|International Classification||A61J1/05, A61J1/10, A61J1/00|
|Cooperative Classification||Y10S128/24, A61J1/10|
|Nov 5, 1984||AS||Assignment|
Owner name: FRESENIUS AG GLUCKENSTEINWEG 5, D-6380 BAD HOMBURG
Free format text: ASSIGNMENT OF ASSIGNORS INTEREST.;ASSIGNOR:HERBERT, REINHOLD;REEL/FRAME:004324/0201
Effective date: 19840206
|Oct 27, 1988||FPAY||Fee payment|
Year of fee payment: 4
|Nov 6, 1992||FPAY||Fee payment|

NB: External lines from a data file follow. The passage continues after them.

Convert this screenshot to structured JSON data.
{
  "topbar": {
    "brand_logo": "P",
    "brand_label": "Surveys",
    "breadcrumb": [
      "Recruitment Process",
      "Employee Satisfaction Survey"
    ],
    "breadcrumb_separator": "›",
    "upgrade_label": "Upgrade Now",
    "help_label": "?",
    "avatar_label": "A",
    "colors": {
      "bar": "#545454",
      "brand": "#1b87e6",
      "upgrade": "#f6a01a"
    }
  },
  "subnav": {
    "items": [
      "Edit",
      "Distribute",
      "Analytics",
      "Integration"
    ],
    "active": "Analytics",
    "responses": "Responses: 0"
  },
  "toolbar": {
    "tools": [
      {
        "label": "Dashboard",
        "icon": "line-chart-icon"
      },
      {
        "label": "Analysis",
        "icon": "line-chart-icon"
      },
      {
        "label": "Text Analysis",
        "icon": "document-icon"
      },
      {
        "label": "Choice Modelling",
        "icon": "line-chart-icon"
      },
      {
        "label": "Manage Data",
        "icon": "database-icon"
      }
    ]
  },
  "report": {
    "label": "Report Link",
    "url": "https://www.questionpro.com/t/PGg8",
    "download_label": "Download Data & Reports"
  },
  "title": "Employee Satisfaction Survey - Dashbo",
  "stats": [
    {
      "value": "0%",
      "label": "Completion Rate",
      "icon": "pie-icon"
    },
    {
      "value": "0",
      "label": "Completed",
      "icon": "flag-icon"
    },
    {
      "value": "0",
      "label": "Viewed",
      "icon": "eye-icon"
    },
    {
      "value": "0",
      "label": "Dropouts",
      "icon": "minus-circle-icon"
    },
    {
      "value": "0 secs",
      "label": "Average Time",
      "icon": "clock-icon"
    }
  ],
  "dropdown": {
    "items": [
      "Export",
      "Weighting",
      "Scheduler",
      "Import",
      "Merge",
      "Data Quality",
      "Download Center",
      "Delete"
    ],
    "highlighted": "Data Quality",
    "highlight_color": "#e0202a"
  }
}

Year of fee payment: 4
Year of fee payment: 8
|Oct 21, 1996||FPAY||Fee payment|
Year of fee payment: 12